##### Stored data #####
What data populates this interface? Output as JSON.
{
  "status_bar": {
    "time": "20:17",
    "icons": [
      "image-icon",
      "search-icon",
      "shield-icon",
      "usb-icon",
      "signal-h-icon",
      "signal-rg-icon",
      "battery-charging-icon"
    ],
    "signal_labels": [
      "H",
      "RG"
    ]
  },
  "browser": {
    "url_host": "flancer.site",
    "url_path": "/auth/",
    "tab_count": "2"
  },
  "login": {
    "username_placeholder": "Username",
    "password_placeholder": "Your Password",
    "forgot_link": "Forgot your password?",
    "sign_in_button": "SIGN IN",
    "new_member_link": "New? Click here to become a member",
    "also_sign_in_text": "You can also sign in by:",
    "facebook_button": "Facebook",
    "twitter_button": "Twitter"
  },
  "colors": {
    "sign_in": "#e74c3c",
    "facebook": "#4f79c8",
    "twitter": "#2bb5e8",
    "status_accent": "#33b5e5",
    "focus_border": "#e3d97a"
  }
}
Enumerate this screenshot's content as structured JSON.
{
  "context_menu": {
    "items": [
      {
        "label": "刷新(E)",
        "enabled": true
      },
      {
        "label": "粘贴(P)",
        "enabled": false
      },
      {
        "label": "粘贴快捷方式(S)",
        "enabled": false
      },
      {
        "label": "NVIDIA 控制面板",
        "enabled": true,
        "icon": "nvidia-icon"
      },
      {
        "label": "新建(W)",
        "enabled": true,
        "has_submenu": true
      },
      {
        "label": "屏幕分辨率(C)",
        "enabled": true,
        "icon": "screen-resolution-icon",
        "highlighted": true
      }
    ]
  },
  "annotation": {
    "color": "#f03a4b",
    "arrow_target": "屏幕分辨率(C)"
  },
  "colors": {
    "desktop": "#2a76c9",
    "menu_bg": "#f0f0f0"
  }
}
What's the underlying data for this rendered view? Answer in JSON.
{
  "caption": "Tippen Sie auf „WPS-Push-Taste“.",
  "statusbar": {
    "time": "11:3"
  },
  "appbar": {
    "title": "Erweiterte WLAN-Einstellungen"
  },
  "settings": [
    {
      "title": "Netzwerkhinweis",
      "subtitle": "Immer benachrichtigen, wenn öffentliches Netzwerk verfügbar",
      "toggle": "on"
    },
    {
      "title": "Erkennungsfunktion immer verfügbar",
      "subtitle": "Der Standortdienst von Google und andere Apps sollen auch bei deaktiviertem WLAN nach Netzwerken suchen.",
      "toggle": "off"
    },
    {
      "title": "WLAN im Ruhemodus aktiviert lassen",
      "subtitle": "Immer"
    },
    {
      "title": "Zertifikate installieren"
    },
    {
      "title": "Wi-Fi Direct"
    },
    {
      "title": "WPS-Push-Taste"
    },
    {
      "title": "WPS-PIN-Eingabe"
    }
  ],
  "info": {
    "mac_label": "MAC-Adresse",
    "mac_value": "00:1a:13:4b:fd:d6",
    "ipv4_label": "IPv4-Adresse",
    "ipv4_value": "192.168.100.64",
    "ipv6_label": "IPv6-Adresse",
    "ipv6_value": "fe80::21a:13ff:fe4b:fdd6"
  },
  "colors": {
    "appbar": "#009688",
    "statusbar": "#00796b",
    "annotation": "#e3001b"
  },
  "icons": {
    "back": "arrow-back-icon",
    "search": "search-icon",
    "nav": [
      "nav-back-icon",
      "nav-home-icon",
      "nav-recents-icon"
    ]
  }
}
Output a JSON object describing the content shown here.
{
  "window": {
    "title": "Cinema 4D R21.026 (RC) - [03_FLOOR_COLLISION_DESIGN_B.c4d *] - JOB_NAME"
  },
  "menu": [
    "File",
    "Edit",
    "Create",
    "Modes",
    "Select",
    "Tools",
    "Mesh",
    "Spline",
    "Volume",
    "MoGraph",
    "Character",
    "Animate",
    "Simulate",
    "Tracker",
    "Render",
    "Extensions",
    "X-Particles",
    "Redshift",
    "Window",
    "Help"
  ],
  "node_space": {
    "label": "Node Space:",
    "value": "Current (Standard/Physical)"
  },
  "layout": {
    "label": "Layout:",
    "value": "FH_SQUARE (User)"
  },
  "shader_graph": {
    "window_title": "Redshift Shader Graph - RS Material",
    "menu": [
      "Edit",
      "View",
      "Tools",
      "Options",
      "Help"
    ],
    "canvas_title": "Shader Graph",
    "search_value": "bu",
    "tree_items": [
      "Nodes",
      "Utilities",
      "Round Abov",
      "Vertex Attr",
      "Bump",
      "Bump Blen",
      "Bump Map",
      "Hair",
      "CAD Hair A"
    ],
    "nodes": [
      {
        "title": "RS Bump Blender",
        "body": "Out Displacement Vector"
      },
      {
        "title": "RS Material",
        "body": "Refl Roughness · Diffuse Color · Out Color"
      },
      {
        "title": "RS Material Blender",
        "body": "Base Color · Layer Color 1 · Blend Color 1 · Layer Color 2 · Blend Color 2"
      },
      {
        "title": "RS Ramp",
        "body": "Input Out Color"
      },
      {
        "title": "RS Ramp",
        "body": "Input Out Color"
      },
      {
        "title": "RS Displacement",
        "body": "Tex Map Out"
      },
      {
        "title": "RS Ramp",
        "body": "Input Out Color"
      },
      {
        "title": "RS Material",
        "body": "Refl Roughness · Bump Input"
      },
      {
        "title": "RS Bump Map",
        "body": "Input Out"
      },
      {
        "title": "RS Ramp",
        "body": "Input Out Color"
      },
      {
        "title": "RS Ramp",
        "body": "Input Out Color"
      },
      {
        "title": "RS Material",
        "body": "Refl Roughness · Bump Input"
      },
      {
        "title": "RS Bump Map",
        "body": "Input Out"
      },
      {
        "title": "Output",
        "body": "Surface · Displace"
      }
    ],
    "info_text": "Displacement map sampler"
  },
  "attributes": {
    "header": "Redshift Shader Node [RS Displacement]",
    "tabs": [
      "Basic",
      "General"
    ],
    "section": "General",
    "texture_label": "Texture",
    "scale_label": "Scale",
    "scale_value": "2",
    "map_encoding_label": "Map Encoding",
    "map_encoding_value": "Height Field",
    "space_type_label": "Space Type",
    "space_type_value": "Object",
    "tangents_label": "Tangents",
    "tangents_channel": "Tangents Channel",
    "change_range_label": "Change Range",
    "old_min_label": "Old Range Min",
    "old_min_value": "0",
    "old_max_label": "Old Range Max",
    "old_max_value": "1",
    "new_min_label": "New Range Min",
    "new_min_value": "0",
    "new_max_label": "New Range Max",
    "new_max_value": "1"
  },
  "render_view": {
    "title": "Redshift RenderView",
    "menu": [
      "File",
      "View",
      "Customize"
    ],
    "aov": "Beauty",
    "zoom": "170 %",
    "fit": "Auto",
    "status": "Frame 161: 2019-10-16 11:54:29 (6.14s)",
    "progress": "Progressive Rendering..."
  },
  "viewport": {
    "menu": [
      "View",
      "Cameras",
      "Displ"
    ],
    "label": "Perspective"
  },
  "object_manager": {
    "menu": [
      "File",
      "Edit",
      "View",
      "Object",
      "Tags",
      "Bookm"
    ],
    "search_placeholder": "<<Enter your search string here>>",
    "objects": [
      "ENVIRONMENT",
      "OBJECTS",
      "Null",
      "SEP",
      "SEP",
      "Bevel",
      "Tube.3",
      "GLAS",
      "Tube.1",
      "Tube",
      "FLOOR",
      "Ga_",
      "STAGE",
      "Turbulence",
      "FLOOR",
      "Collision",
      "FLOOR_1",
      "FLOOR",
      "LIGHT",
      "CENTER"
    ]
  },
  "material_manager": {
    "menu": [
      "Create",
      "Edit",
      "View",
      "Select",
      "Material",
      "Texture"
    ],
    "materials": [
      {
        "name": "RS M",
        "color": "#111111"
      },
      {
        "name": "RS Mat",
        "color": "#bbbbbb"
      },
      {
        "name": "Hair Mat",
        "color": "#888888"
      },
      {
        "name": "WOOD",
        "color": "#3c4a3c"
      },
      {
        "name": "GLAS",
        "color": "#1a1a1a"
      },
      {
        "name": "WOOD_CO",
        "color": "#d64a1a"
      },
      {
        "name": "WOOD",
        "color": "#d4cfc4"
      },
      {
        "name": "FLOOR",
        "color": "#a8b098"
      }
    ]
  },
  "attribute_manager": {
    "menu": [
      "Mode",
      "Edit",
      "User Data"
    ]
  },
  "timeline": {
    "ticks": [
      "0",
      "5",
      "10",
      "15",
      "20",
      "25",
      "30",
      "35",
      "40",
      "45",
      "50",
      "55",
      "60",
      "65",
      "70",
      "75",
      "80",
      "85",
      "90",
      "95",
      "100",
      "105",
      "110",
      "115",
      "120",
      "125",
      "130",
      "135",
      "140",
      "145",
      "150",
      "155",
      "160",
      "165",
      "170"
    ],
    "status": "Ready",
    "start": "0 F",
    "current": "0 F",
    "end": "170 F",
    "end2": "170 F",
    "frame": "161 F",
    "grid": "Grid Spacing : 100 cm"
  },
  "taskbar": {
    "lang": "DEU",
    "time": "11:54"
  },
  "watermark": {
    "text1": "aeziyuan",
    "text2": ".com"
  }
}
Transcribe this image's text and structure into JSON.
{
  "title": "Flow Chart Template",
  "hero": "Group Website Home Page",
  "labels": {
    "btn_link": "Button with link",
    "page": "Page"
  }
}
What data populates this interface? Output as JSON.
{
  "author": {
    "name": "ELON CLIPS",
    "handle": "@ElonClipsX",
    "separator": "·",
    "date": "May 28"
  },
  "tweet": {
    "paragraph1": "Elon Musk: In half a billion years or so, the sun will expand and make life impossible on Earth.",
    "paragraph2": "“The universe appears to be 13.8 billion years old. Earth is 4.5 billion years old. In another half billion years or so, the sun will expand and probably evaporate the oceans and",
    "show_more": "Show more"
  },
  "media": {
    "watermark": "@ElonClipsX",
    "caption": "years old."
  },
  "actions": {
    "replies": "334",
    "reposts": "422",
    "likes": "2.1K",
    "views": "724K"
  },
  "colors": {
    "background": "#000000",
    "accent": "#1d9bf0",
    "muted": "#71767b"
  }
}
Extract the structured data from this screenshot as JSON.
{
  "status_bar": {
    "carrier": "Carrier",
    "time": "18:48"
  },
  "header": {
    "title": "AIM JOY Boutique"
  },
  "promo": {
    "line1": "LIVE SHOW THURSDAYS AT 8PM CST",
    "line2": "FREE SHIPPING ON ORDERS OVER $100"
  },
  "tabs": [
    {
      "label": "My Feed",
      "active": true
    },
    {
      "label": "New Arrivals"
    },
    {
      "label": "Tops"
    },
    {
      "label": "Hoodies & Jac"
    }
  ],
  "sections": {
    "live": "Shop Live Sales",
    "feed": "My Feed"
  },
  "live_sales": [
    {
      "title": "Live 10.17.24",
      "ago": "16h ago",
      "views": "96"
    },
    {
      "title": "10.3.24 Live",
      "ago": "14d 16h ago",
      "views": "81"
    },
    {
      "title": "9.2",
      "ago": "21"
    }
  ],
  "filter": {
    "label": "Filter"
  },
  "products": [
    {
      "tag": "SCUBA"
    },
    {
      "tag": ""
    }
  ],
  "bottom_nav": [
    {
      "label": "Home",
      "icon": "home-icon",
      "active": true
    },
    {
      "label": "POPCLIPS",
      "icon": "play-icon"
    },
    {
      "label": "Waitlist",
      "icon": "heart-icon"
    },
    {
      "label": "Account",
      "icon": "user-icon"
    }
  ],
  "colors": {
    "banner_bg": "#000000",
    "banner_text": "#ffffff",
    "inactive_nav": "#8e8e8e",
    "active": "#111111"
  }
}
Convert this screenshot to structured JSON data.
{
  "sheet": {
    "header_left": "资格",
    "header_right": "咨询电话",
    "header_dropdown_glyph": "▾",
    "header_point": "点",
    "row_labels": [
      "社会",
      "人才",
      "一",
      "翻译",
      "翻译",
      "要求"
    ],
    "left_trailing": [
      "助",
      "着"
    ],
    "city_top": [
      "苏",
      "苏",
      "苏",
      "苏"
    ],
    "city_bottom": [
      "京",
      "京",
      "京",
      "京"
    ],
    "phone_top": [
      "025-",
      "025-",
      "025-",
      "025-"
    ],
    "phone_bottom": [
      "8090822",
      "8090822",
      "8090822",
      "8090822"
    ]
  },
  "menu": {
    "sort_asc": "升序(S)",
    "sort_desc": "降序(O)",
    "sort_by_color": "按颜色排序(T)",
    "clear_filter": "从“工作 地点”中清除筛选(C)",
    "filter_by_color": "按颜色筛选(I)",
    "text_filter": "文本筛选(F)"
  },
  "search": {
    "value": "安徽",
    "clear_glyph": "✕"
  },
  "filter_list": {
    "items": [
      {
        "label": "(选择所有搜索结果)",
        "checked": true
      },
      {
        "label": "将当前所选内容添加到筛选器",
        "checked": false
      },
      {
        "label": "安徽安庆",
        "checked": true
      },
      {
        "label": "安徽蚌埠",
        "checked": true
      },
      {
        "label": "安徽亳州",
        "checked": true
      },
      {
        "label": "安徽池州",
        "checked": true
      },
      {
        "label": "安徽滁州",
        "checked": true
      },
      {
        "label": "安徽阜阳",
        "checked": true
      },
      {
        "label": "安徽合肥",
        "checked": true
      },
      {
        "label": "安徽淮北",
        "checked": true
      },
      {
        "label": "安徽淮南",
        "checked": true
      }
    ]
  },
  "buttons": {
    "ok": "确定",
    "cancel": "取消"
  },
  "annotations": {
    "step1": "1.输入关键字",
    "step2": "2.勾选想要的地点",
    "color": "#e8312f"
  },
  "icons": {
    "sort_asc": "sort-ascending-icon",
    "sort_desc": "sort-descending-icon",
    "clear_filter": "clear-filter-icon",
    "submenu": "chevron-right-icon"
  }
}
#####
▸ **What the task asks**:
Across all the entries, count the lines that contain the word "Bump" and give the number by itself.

▸ **Response to the exercise**:
8